[Extracted records]
-- Opening Marker --

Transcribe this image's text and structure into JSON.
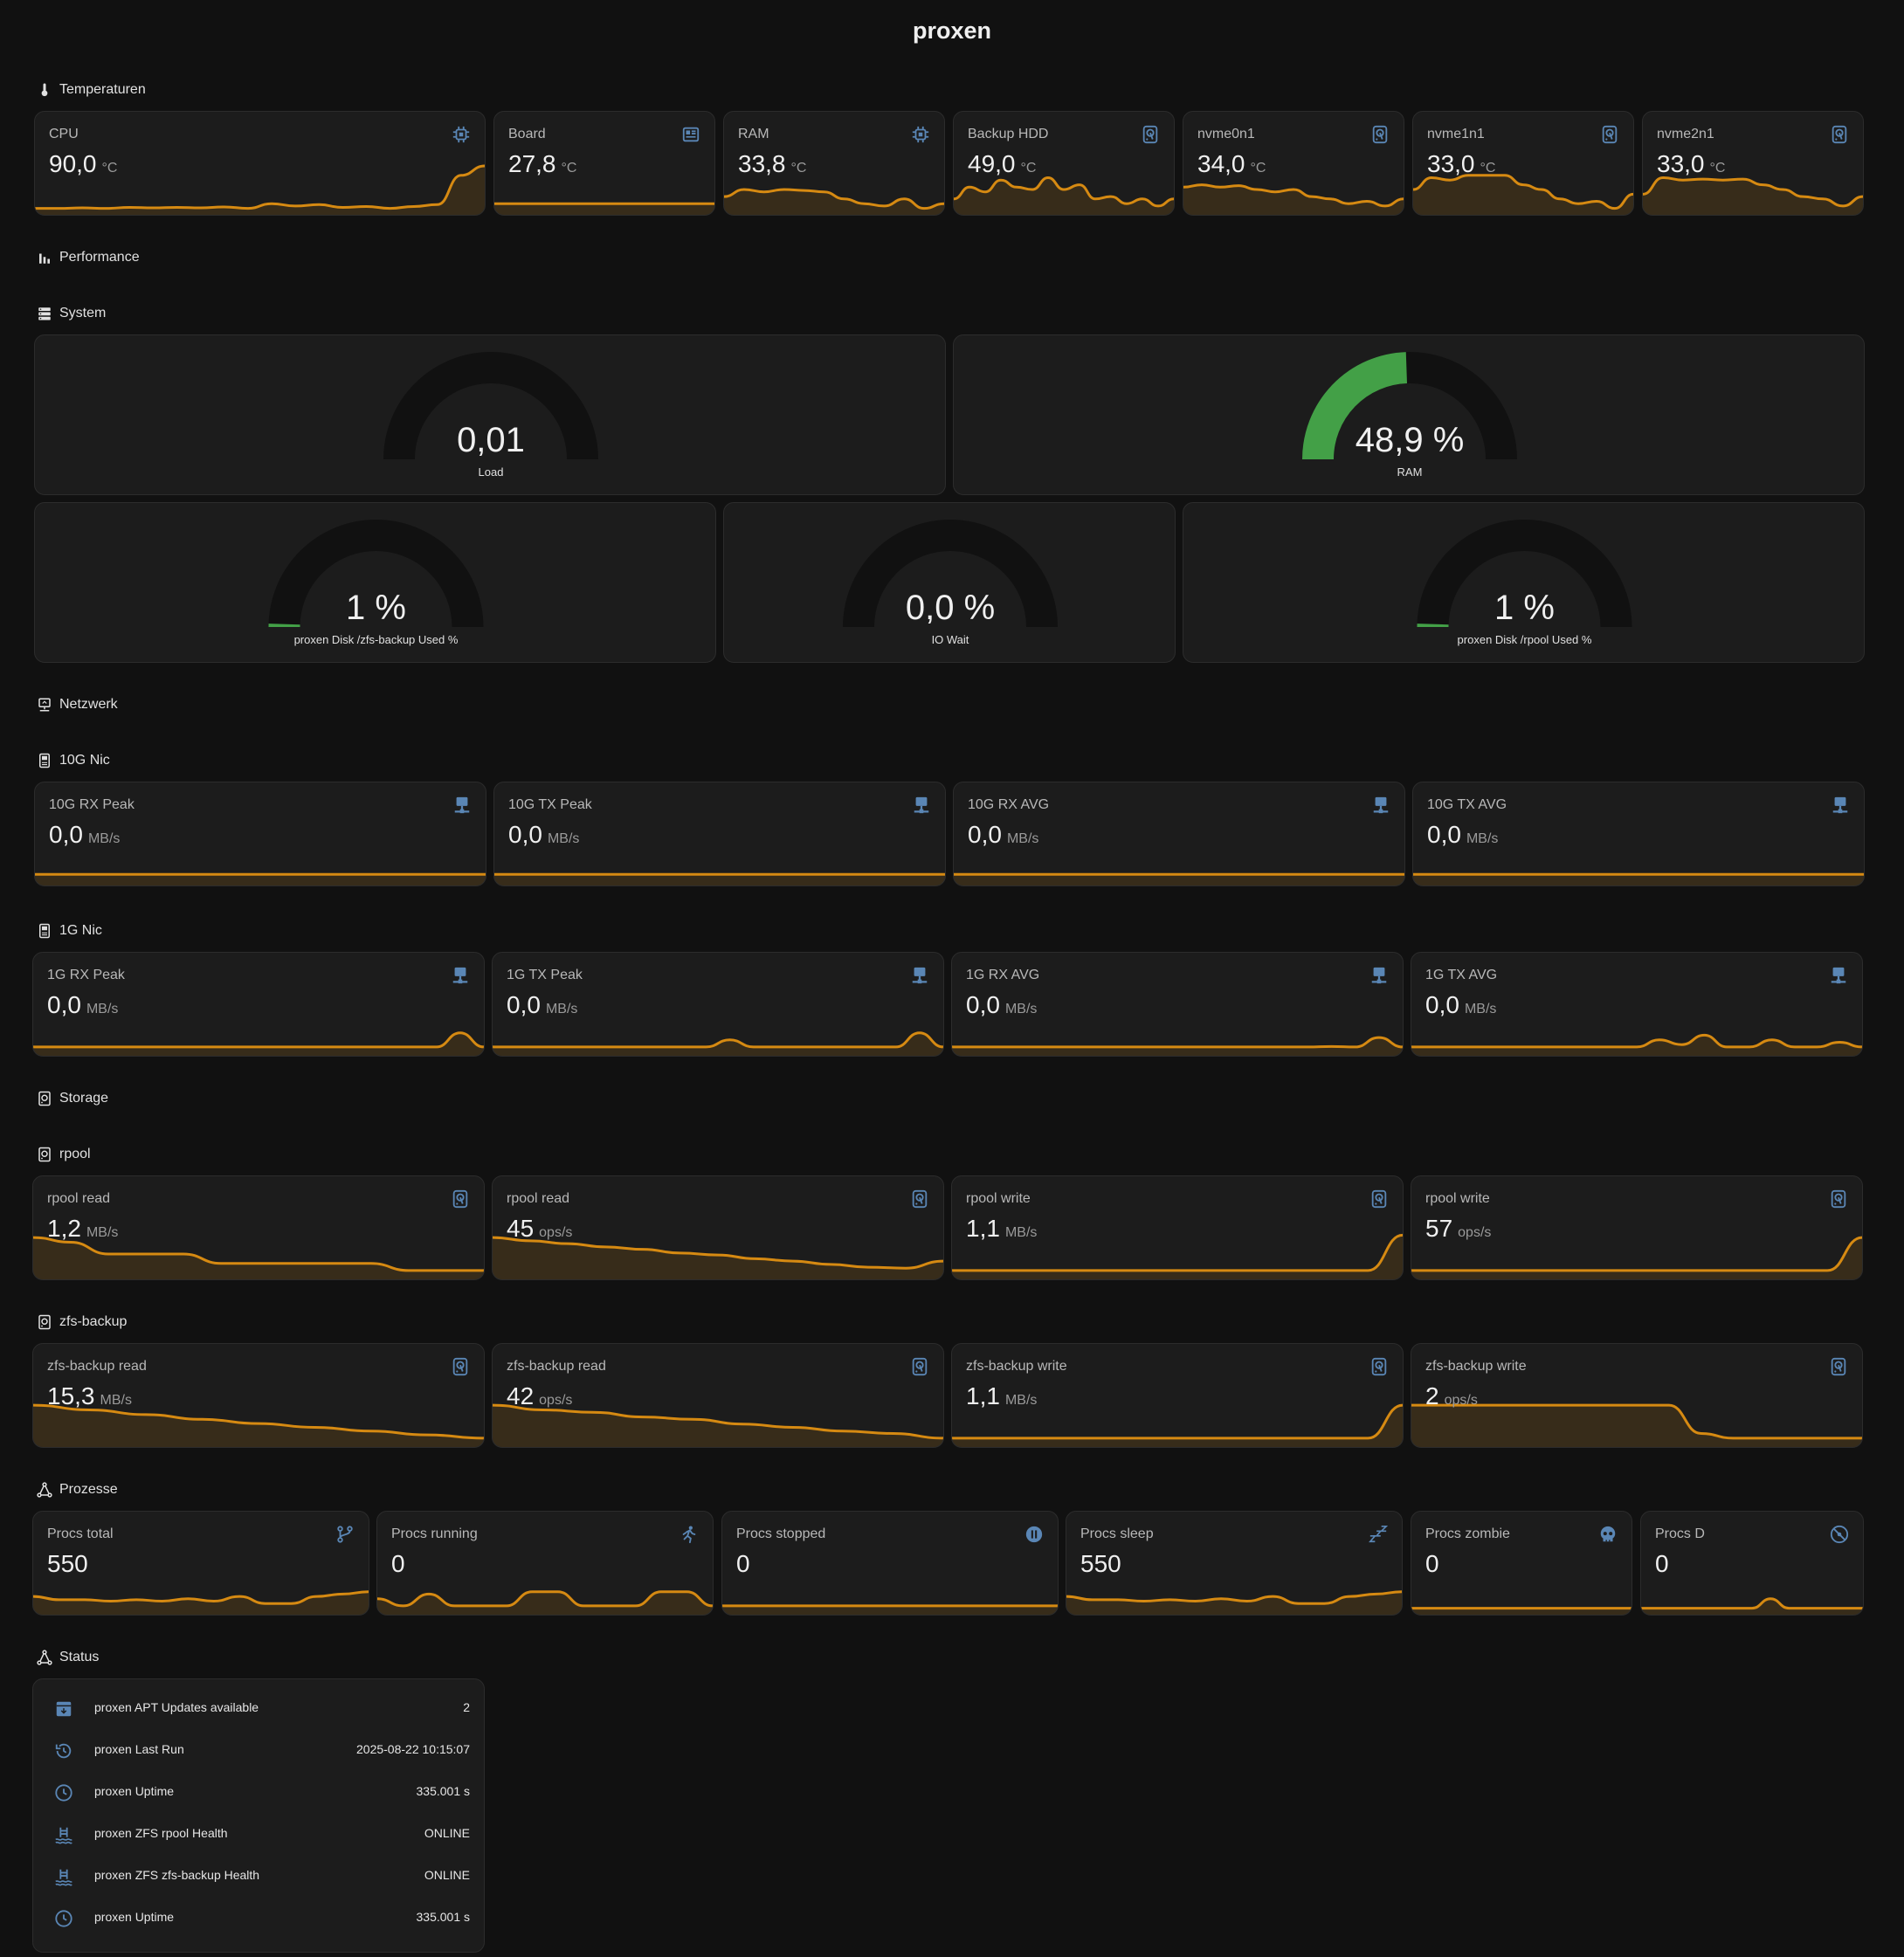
{
  "title": "proxen",
  "sections": {
    "temperatures": "Temperaturen",
    "performance": "Performance",
    "system": "System",
    "network": "Netzwerk",
    "nic10g": "10G Nic",
    "nic1g": "1G Nic",
    "storage": "Storage",
    "rpool": "rpool",
    "zfs_backup": "zfs-backup",
    "processes": "Prozesse",
    "status": "Status"
  },
  "colors": {
    "accent": "#d68a12",
    "gauge_fill": "#43a047",
    "gauge_track": "#111111",
    "icon": "#5a86b5"
  },
  "temperatures": [
    {
      "name": "CPU",
      "value": "90,0",
      "unit": "°C",
      "icon": "chip-icon",
      "trend": [
        0.1,
        0.1,
        0.11,
        0.1,
        0.12,
        0.11,
        0.12,
        0.11,
        0.13,
        0.1,
        0.2,
        0.15,
        0.18,
        0.12,
        0.14,
        0.1,
        0.14,
        0.18,
        0.8,
        1.0
      ]
    },
    {
      "name": "Board",
      "value": "27,8",
      "unit": "°C",
      "icon": "board-icon",
      "trend": [
        0.2,
        0.2,
        0.2,
        0.2,
        0.2,
        0.2,
        0.2,
        0.2,
        0.2,
        0.2
      ]
    },
    {
      "name": "RAM",
      "value": "33,8",
      "unit": "°C",
      "icon": "chip-icon",
      "trend": [
        0.35,
        0.5,
        0.45,
        0.5,
        0.48,
        0.45,
        0.3,
        0.2,
        0.15,
        0.3,
        0.1,
        0.2
      ]
    },
    {
      "name": "Backup HDD",
      "value": "49,0",
      "unit": "°C",
      "icon": "harddisk-icon",
      "trend": [
        0.3,
        0.55,
        0.45,
        0.7,
        0.55,
        0.5,
        0.75,
        0.5,
        0.6,
        0.3,
        0.35,
        0.2,
        0.3,
        0.15,
        0.3
      ]
    },
    {
      "name": "nvme0n1",
      "value": "34,0",
      "unit": "°C",
      "icon": "harddisk-icon",
      "trend": [
        0.55,
        0.6,
        0.55,
        0.58,
        0.5,
        0.45,
        0.5,
        0.35,
        0.3,
        0.2,
        0.25,
        0.15,
        0.3
      ]
    },
    {
      "name": "nvme1n1",
      "value": "33,0",
      "unit": "°C",
      "icon": "harddisk-icon",
      "trend": [
        0.5,
        0.75,
        0.7,
        0.8,
        0.8,
        0.8,
        0.6,
        0.5,
        0.3,
        0.2,
        0.25,
        0.1,
        0.4
      ]
    },
    {
      "name": "nvme2n1",
      "value": "33,0",
      "unit": "°C",
      "icon": "harddisk-icon",
      "trend": [
        0.4,
        0.75,
        0.7,
        0.72,
        0.7,
        0.72,
        0.6,
        0.5,
        0.35,
        0.3,
        0.15,
        0.35
      ]
    }
  ],
  "gauges": [
    {
      "label": "Load",
      "value": "0,01",
      "fraction": 0.0
    },
    {
      "label": "RAM",
      "value": "48,9 %",
      "fraction": 0.489
    },
    {
      "label": "proxen Disk /zfs-backup Used %",
      "value": "1 %",
      "fraction": 0.01
    },
    {
      "label": "IO Wait",
      "value": "0,0 %",
      "fraction": 0.0
    },
    {
      "label": "proxen Disk /rpool Used %",
      "value": "1 %",
      "fraction": 0.01
    }
  ],
  "nic10g": [
    {
      "name": "10G RX Peak",
      "value": "0,0",
      "unit": "MB/s",
      "icon": "network-icon",
      "trend": [
        0.2,
        0.2,
        0.2,
        0.2,
        0.2
      ]
    },
    {
      "name": "10G TX Peak",
      "value": "0,0",
      "unit": "MB/s",
      "icon": "network-icon",
      "trend": [
        0.2,
        0.2,
        0.2,
        0.2,
        0.2
      ]
    },
    {
      "name": "10G RX AVG",
      "value": "0,0",
      "unit": "MB/s",
      "icon": "network-icon",
      "trend": [
        0.2,
        0.2,
        0.2,
        0.2,
        0.2
      ]
    },
    {
      "name": "10G TX AVG",
      "value": "0,0",
      "unit": "MB/s",
      "icon": "network-icon",
      "trend": [
        0.2,
        0.2,
        0.2,
        0.2,
        0.2
      ]
    }
  ],
  "nic1g": [
    {
      "name": "1G RX Peak",
      "value": "0,0",
      "unit": "MB/s",
      "icon": "network-icon",
      "trend": [
        0.15,
        0.15,
        0.15,
        0.15,
        0.15,
        0.15,
        0.15,
        0.15,
        0.15,
        0.15,
        0.15,
        0.15,
        0.15,
        0.15,
        0.15,
        0.15,
        0.15,
        0.15,
        0.45,
        0.15
      ]
    },
    {
      "name": "1G TX Peak",
      "value": "0,0",
      "unit": "MB/s",
      "icon": "network-icon",
      "trend": [
        0.15,
        0.15,
        0.15,
        0.15,
        0.15,
        0.15,
        0.15,
        0.15,
        0.15,
        0.15,
        0.3,
        0.15,
        0.15,
        0.15,
        0.15,
        0.15,
        0.15,
        0.15,
        0.45,
        0.15
      ]
    },
    {
      "name": "1G RX AVG",
      "value": "0,0",
      "unit": "MB/s",
      "icon": "network-icon",
      "trend": [
        0.15,
        0.15,
        0.15,
        0.15,
        0.15,
        0.15,
        0.15,
        0.15,
        0.15,
        0.15,
        0.15,
        0.15,
        0.15,
        0.15,
        0.15,
        0.15,
        0.16,
        0.15,
        0.35,
        0.15
      ]
    },
    {
      "name": "1G TX AVG",
      "value": "0,0",
      "unit": "MB/s",
      "icon": "network-icon",
      "trend": [
        0.15,
        0.15,
        0.15,
        0.15,
        0.15,
        0.15,
        0.15,
        0.15,
        0.15,
        0.15,
        0.15,
        0.3,
        0.2,
        0.4,
        0.15,
        0.15,
        0.3,
        0.15,
        0.15,
        0.25,
        0.15
      ]
    }
  ],
  "rpool": [
    {
      "name": "rpool read",
      "value": "1,2",
      "unit": "MB/s",
      "icon": "harddisk-icon",
      "trend": [
        0.85,
        0.75,
        0.5,
        0.5,
        0.5,
        0.3,
        0.3,
        0.3,
        0.3,
        0.3,
        0.15,
        0.15,
        0.15
      ]
    },
    {
      "name": "rpool read",
      "value": "45",
      "unit": "ops/s",
      "icon": "harddisk-icon",
      "trend": [
        0.85,
        0.78,
        0.72,
        0.65,
        0.6,
        0.52,
        0.48,
        0.4,
        0.35,
        0.28,
        0.22,
        0.2,
        0.35
      ]
    },
    {
      "name": "rpool write",
      "value": "1,1",
      "unit": "MB/s",
      "icon": "harddisk-icon",
      "trend": [
        0.15,
        0.15,
        0.15,
        0.15,
        0.15,
        0.15,
        0.15,
        0.15,
        0.15,
        0.15,
        0.15,
        0.15,
        0.15,
        0.9
      ]
    },
    {
      "name": "rpool write",
      "value": "57",
      "unit": "ops/s",
      "icon": "harddisk-icon",
      "trend": [
        0.15,
        0.15,
        0.15,
        0.15,
        0.15,
        0.15,
        0.15,
        0.15,
        0.15,
        0.15,
        0.15,
        0.15,
        0.15,
        0.85
      ]
    }
  ],
  "zfs_backup": [
    {
      "name": "zfs-backup read",
      "value": "15,3",
      "unit": "MB/s",
      "icon": "harddisk-icon",
      "trend": [
        0.85,
        0.75,
        0.65,
        0.55,
        0.46,
        0.38,
        0.3,
        0.22,
        0.15
      ]
    },
    {
      "name": "zfs-backup read",
      "value": "42",
      "unit": "ops/s",
      "icon": "harddisk-icon",
      "trend": [
        0.85,
        0.75,
        0.7,
        0.6,
        0.55,
        0.45,
        0.38,
        0.3,
        0.25,
        0.15
      ]
    },
    {
      "name": "zfs-backup write",
      "value": "1,1",
      "unit": "MB/s",
      "icon": "harddisk-icon",
      "trend": [
        0.15,
        0.15,
        0.15,
        0.15,
        0.15,
        0.15,
        0.15,
        0.15,
        0.15,
        0.15,
        0.15,
        0.15,
        0.15,
        0.85
      ]
    },
    {
      "name": "zfs-backup write",
      "value": "2",
      "unit": "ops/s",
      "icon": "harddisk-icon",
      "trend": [
        0.85,
        0.85,
        0.85,
        0.85,
        0.85,
        0.85,
        0.85,
        0.85,
        0.85,
        0.25,
        0.15,
        0.15,
        0.15,
        0.15,
        0.15
      ]
    }
  ],
  "processes": [
    {
      "name": "Procs total",
      "value": "550",
      "unit": "",
      "icon": "fork-icon",
      "trend": [
        0.35,
        0.28,
        0.28,
        0.25,
        0.28,
        0.25,
        0.3,
        0.25,
        0.35,
        0.2,
        0.2,
        0.35,
        0.4,
        0.45
      ]
    },
    {
      "name": "Procs running",
      "value": "0",
      "unit": "",
      "icon": "run-icon",
      "trend": [
        0.3,
        0.15,
        0.4,
        0.15,
        0.15,
        0.15,
        0.45,
        0.45,
        0.15,
        0.15,
        0.15,
        0.45,
        0.45,
        0.15
      ]
    },
    {
      "name": "Procs stopped",
      "value": "0",
      "unit": "",
      "icon": "pause-icon",
      "trend": [
        0.15,
        0.15,
        0.15,
        0.15,
        0.15
      ]
    },
    {
      "name": "Procs sleep",
      "value": "550",
      "unit": "",
      "icon": "sleep-icon",
      "trend": [
        0.35,
        0.28,
        0.28,
        0.25,
        0.28,
        0.25,
        0.3,
        0.25,
        0.35,
        0.2,
        0.2,
        0.35,
        0.4,
        0.45
      ]
    },
    {
      "name": "Procs zombie",
      "value": "0",
      "unit": "",
      "icon": "skull-icon",
      "trend": [
        0.1,
        0.1,
        0.1,
        0.1,
        0.1
      ]
    },
    {
      "name": "Procs D",
      "value": "0",
      "unit": "",
      "icon": "disc-icon",
      "trend": [
        0.1,
        0.1,
        0.1,
        0.1,
        0.1,
        0.1,
        0.1,
        0.3,
        0.1,
        0.1,
        0.1,
        0.1,
        0.1
      ]
    }
  ],
  "status": [
    {
      "label": "proxen APT Updates available",
      "value": "2",
      "icon": "package-icon"
    },
    {
      "label": "proxen Last Run",
      "value": "2025-08-22 10:15:07",
      "icon": "history-icon"
    },
    {
      "label": "proxen Uptime",
      "value": "335.001 s",
      "icon": "clock-icon"
    },
    {
      "label": "proxen ZFS rpool Health",
      "value": "ONLINE",
      "icon": "pool-icon"
    },
    {
      "label": "proxen ZFS zfs-backup Health",
      "value": "ONLINE",
      "icon": "pool-icon"
    },
    {
      "label": "proxen Uptime",
      "value": "335.001 s",
      "icon": "clock-icon"
    }
  ]
}
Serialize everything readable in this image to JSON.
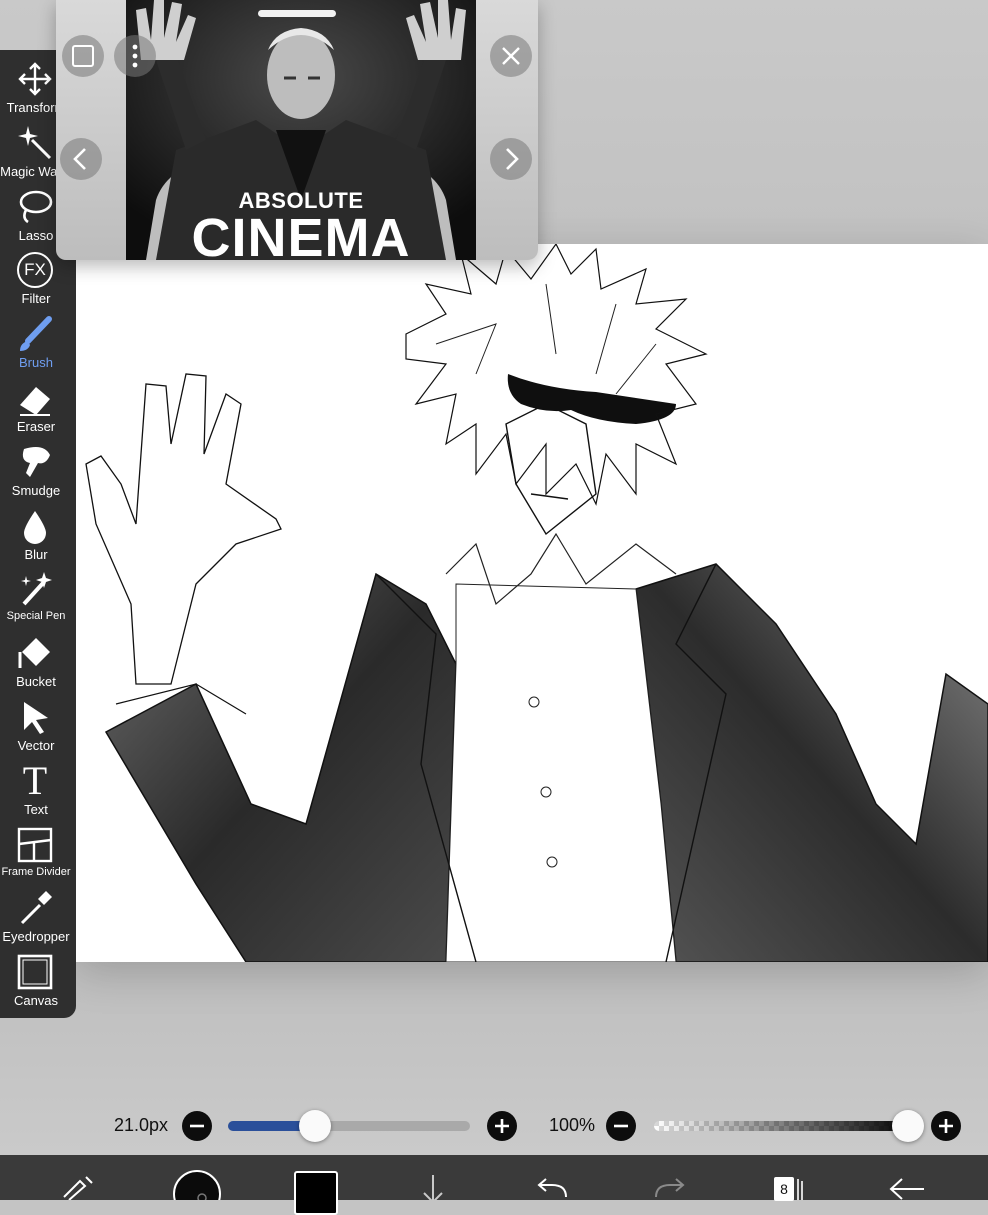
{
  "tools": [
    {
      "label": "Transform",
      "icon": "move-arrows-icon"
    },
    {
      "label": "Magic Wand",
      "icon": "magic-wand-icon"
    },
    {
      "label": "Lasso",
      "icon": "lasso-icon"
    },
    {
      "label": "Filter",
      "icon": "fx-filter-icon",
      "glyph": "FX"
    },
    {
      "label": "Brush",
      "icon": "brush-icon",
      "active": true
    },
    {
      "label": "Eraser",
      "icon": "eraser-icon"
    },
    {
      "label": "Smudge",
      "icon": "smudge-icon"
    },
    {
      "label": "Blur",
      "icon": "blur-drop-icon"
    },
    {
      "label": "Special Pen",
      "icon": "special-pen-icon"
    },
    {
      "label": "Bucket",
      "icon": "bucket-icon"
    },
    {
      "label": "Vector",
      "icon": "vector-cursor-icon"
    },
    {
      "label": "Text",
      "icon": "text-icon",
      "glyph": "T"
    },
    {
      "label": "Frame Divider",
      "icon": "frame-divider-icon"
    },
    {
      "label": "Eyedropper",
      "icon": "eyedropper-icon"
    },
    {
      "label": "Canvas",
      "icon": "canvas-icon"
    }
  ],
  "reference": {
    "caption_top": "ABSOLUTE",
    "caption_main": "CINEMA"
  },
  "brush_size": {
    "value_text": "21.0px",
    "fill_fraction": 0.36
  },
  "opacity": {
    "value_text": "100%",
    "fill_fraction": 1.0
  },
  "colors": {
    "accent_blue": "#2a4f9a",
    "active_tool": "#6f9ef0",
    "toolbar_bg": "#2f2f2f",
    "bottom_bar_bg": "#3a3a3a"
  },
  "layers": {
    "count": "8"
  },
  "bottom_icons": [
    "brush-settings-icon",
    "brush-preview-icon",
    "color-swatch-icon",
    "download-arrow-icon",
    "undo-icon",
    "redo-icon",
    "layers-icon",
    "back-arrow-icon"
  ]
}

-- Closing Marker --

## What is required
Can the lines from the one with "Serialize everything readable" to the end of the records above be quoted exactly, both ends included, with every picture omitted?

## Expected output
Serialize everything readable in this image to JSON.
{
  "tools": [
    {
      "label": "Transform",
      "icon": "move-arrows-icon"
    },
    {
      "label": "Magic Wand",
      "icon": "magic-wand-icon"
    },
    {
      "label": "Lasso",
      "icon": "lasso-icon"
    },
    {
      "label": "Filter",
      "icon": "fx-filter-icon",
      "glyph": "FX"
    },
    {
      "label": "Brush",
      "icon": "brush-icon",
      "active": true
    },
    {
      "label": "Eraser",
      "icon": "eraser-icon"
    },
    {
      "label": "Smudge",
      "icon": "smudge-icon"
    },
    {
      "label": "Blur",
      "icon": "blur-drop-icon"
    },
    {
      "label": "Special Pen",
      "icon": "special-pen-icon"
    },
    {
      "label": "Bucket",
      "icon": "bucket-icon"
    },
    {
      "label": "Vector",
      "icon": "vector-cursor-icon"
    },
    {
      "label": "Text",
      "icon": "text-icon",
      "glyph": "T"
    },
    {
      "label": "Frame Divider",
      "icon": "frame-divider-icon"
    },
    {
      "label": "Eyedropper",
      "icon": "eyedropper-icon"
    },
    {
      "label": "Canvas",
      "icon": "canvas-icon"
    }
  ],
  "reference": {
    "caption_top": "ABSOLUTE",
    "caption_main": "CINEMA"
  },
  "brush_size": {
    "value_text": "21.0px",
    "fill_fraction": 0.36
  },
  "opacity": {
    "value_text": "100%",
    "fill_fraction": 1.0
  },
  "colors": {
    "accent_blue": "#2a4f9a",
    "active_tool": "#6f9ef0",
    "toolbar_bg": "#2f2f2f",
    "bottom_bar_bg": "#3a3a3a"
  },
  "layers": {
    "count": "8"
  },
  "bottom_icons": [
    "brush-settings-icon",
    "brush-preview-icon",
    "color-swatch-icon",
    "download-arrow-icon",
    "undo-icon",
    "redo-icon",
    "layers-icon",
    "back-arrow-icon"
  ]
}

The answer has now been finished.